The decline in the France football team which bestrode the world in 1998-2000 may be all down to the stars.

The stars above, that is - not the many "star" players lost to retirement or semi-retirement in recent years. The unorthodox coach of the France national team, Raymond Domenech, admitted several years ago, when he was a club manager at Mulhouse, that he used astrology and star signs to select his squads and teams.

It was an especially bad idea, he said in an interview six years ago, to have more than one Scorpio in any squad because "Scorpios always end up killing each other". Leos are also a problem, especially in defence, he said, because they are "going to try something daft" sooner or later.

As national coach, Domenech says that he has abandoned astrology in favour of more traditional methods of team selection, such as talent and current form. A series of poor results, and baffling selections, for "les Bleus" in recent weeks - including disappointing draws in the past eight days with Switzerland and Israel - have left Domenech's men struggling to qualify for the World Cup in Germany next year.

French sports journalists and fans on football web-sites and blogs have started to ask the obvious question: is Domenech still consulting the stars before he picks his teams? He has, for instance, dropped the Arsenal winger Robert Pires - a star of France teams for seven years - for no obvious reason. But Pires is a Scorpio. Could that explain why there is no place for him in a France squad which already has one Scorpio, Benoît Pedretti?

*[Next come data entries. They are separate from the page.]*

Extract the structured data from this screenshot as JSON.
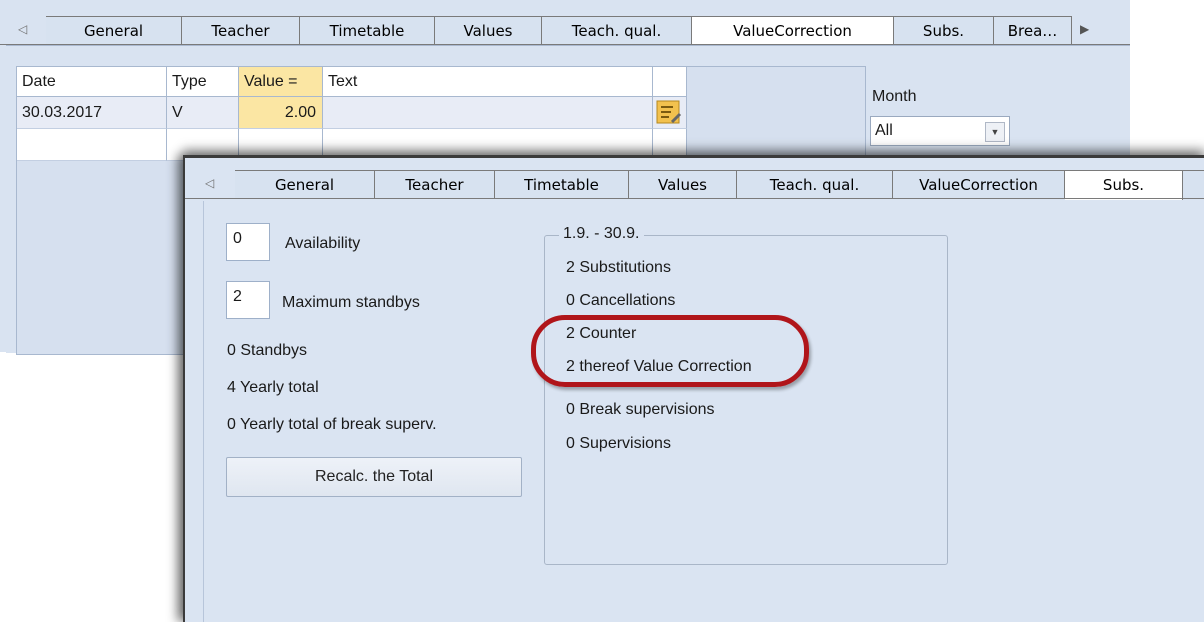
{
  "background_window": {
    "tabs": [
      "General",
      "Teacher",
      "Timetable",
      "Values",
      "Teach. qual.",
      "ValueCorrection",
      "Subs.",
      "Brea…"
    ],
    "active_tab": "ValueCorrection",
    "grid": {
      "headers": [
        "Date",
        "Type",
        "Value =",
        "Text"
      ],
      "rows": [
        {
          "date": "30.03.2017",
          "type": "V",
          "value": "2.00",
          "text": ""
        }
      ]
    },
    "month_label": "Month",
    "month_value": "All"
  },
  "foreground_window": {
    "tabs": [
      "General",
      "Teacher",
      "Timetable",
      "Values",
      "Teach. qual.",
      "ValueCorrection",
      "Subs."
    ],
    "active_tab": "Subs.",
    "availability_value": "0",
    "availability_label": "Availability",
    "max_standbys_value": "2",
    "max_standbys_label": "Maximum standbys",
    "standbys": "0 Standbys",
    "yearly_total": "4 Yearly total",
    "yearly_break": "0  Yearly total of break superv.",
    "recalc_label": "Recalc. the Total",
    "period_group": {
      "title": "1.9. - 30.9.",
      "substitutions": "2 Substitutions",
      "cancellations": "0 Cancellations",
      "counter": "2 Counter",
      "thereof_value_correction": "2 thereof Value Correction",
      "break_supervisions": "0 Break supervisions",
      "supervisions": "0 Supervisions"
    }
  },
  "colors": {
    "highlight": "#b0151a",
    "value_cell": "#fbe6a3",
    "panel_bg": "#dae4f2"
  }
}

The excellent Manchester United defender Mikael Silvestre has also been banished from the squad by the coach. Silvestre is a Leo. "When I have a Leo in defence, I keep my rifle ready," Domenech said in an interview in 1999.

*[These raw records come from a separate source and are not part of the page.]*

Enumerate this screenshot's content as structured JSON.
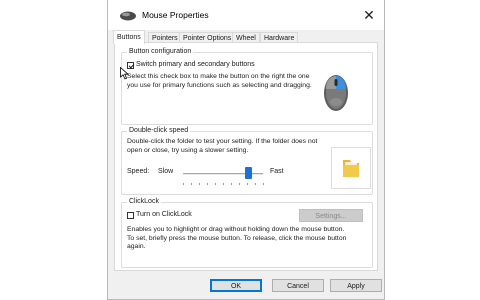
{
  "window": {
    "title": "Mouse Properties",
    "close_glyph": "✕"
  },
  "tabs": [
    {
      "label": "Buttons",
      "active": true
    },
    {
      "label": "Pointers",
      "active": false
    },
    {
      "label": "Pointer Options",
      "active": false
    },
    {
      "label": "Wheel",
      "active": false
    },
    {
      "label": "Hardware",
      "active": false
    }
  ],
  "button_config": {
    "title": "Button configuration",
    "checkbox_label": "Switch primary and secondary buttons",
    "checked": true,
    "description": "Select this check box to make the button on the right the one you use for primary functions such as selecting and dragging.",
    "preview_icon": "mouse-icon"
  },
  "double_click": {
    "title": "Double-click speed",
    "description": "Double-click the folder to test your setting. If the folder does not open or close, try using a slower setting.",
    "speed_label": "Speed:",
    "slow_label": "Slow",
    "fast_label": "Fast",
    "speed_fraction": 0.82,
    "preview_icon": "folder-icon"
  },
  "clicklock": {
    "title": "ClickLock",
    "checkbox_label": "Turn on ClickLock",
    "checked": false,
    "settings_label": "Settings...",
    "description": "Enables you to highlight or drag without holding down the mouse button. To set, briefly press the mouse button. To release, click the mouse button again."
  },
  "footer": {
    "ok": "OK",
    "cancel": "Cancel",
    "apply": "Apply"
  },
  "colors": {
    "accent": "#0078d7",
    "slider_thumb": "#1e6fd9",
    "mouse_highlight": "#3d8fe0",
    "folder_yellow": "#f3c94c"
  }
}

Since taking over as national coach last year, he insists that he has given up astrology. However, in a recent documentary on the TF1 television channel, he admitted that he still gives some thought to players' star signs - but only "marginally, at the end of the selection process, when it is a question of choosing between players of equal ability".

He was talking on a TV programme which examined whether astrology still plays any part in French public life. It emerged in the 1990s that the late president François Mitterrand sometimes consulted a celebrity astrologer.

Only two other public figures admitted to the programme that they take astrology seriously: Olivier Dassault, head of the aerospace company and owner of the newspaper Le Figaro, and André Santini, mayor of Issy-les-Moulineaux, in the south Paris suburbs.